No, I'm not talking about Peter Falk. I'm talking about plastic containers that used to hold Columbo brand yogurt. General Mills no longer continued with their Columbo brand and stopped distributing it in Utah a long time ago. However, Columbo has been an integral part of my garden now for nearly a decade.
When we first moved into our house, we used just about every resource we had to get a down payment. Shortly after, my wife quit her job and we struggled financially for many years. So landscaping was done on the cheap, with me growing perennials and even shrubs and trees from seed, starting in my basement under grow lights. Once seedlings grow their first true leaves, it is time to transplant them into a little pot. It just so happened, that Columbo yogurt containers were the perfect size. And over the years, through attrition, more and more of my Columbo containers broke, were lost, accidently discarded, etc. The last one I had, housed a beautiful Utah Penstemon (Penstemon utahensis), and after removing the penstemon and placing it in the ground, the Columbo container finally succumbed to wear and tear and crumbled.
I wonder how many plants found their first secondary leaves in this old Columbo container? Probably atleast 8 or 9. Some of those plants probably succumbed to various forms of death, such as a dog's trampling, or an excessively cold winter. Perhaps a late frost killed one or two. But as it found it's way to the garbage, I hope atleast a few of it's former residents are still residents of my yard. Perhaps they have descendents volunteering here and there.
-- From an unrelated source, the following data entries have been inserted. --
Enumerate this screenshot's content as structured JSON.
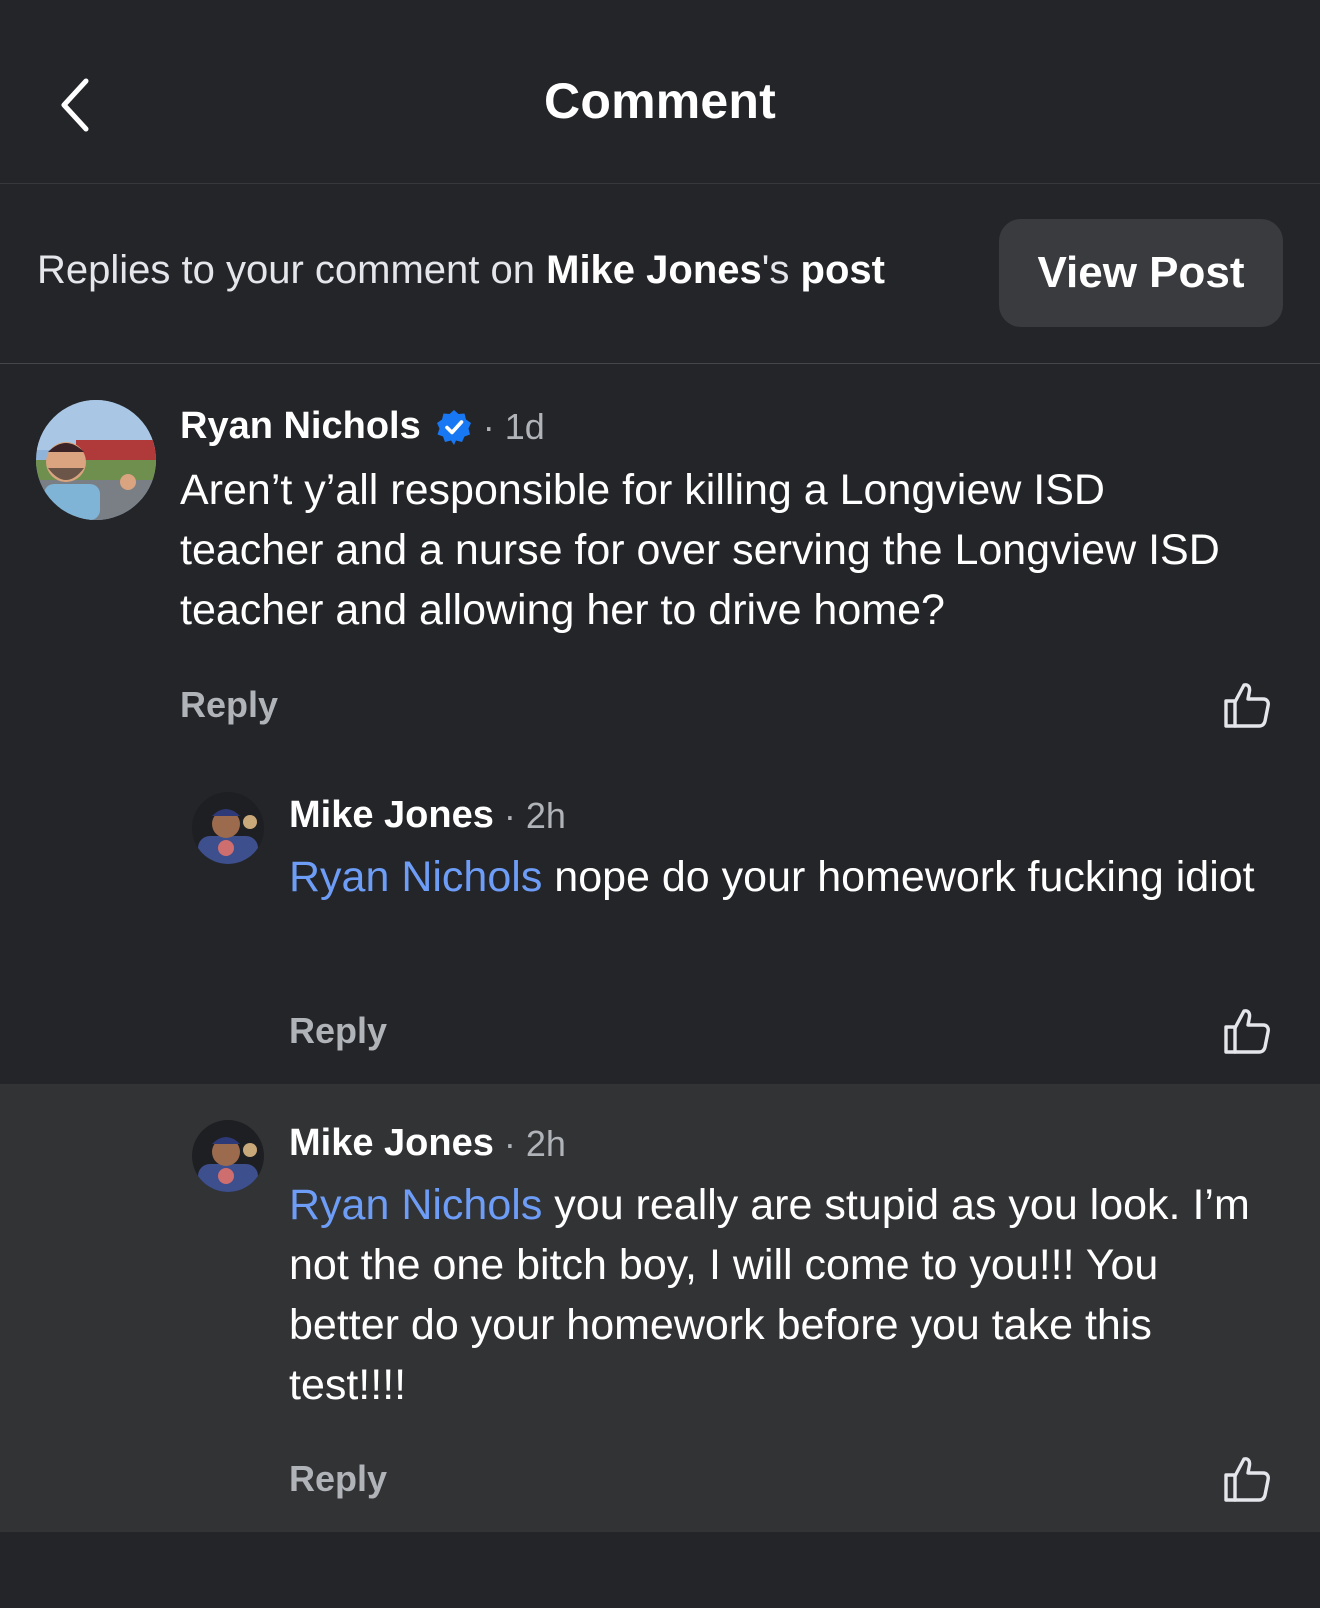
{
  "header": {
    "title": "Comment"
  },
  "context": {
    "prefix": "Replies to your comment on ",
    "author": "Mike Jones",
    "possessive": "'s ",
    "post_word": "post",
    "view_post_label": "View Post"
  },
  "comments": [
    {
      "name": "Ryan Nichols",
      "time": "· 1d",
      "verified": true,
      "text": "Aren’t y’all responsible for killing a Longview ISD teacher and a nurse for over serving the Longview ISD teacher and allowing her to drive home?",
      "reply_label": "Reply"
    },
    {
      "name": "Mike Jones",
      "time": "· 2h",
      "mention": "Ryan Nichols",
      "text": " nope do your homework fucking idiot",
      "reply_label": "Reply"
    },
    {
      "name": "Mike Jones",
      "time": "· 2h",
      "mention": "Ryan Nichols",
      "text": " you really are stupid as you look. I’m not the one bitch boy, I will come to you!!! You better do your homework before you take this test!!!!",
      "reply_label": "Reply"
    }
  ],
  "colors": {
    "background": "#242528",
    "highlight": "#323335",
    "mention": "#6d9df7",
    "verified": "#1877f2"
  },
  "icons": {
    "back": "chevron-left-icon",
    "verified": "verified-badge-icon",
    "like": "thumbs-up-icon"
  }
}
Even so, Columbo may not have worked out for General Mills, but their containers worked out well for me. Yoplait containers don't cut it for planters with their bottoms wider than their tops. Some of the cheap yogurt brands still dot my planting apparaturs, but none did as well as Columbo. So to Columbo, I say adieu. I don't remember whether the yogurt it contained was any good or not. But I do know, that seedlings do well in just that amount of potting soil. So Columbo, thanks for the greenery.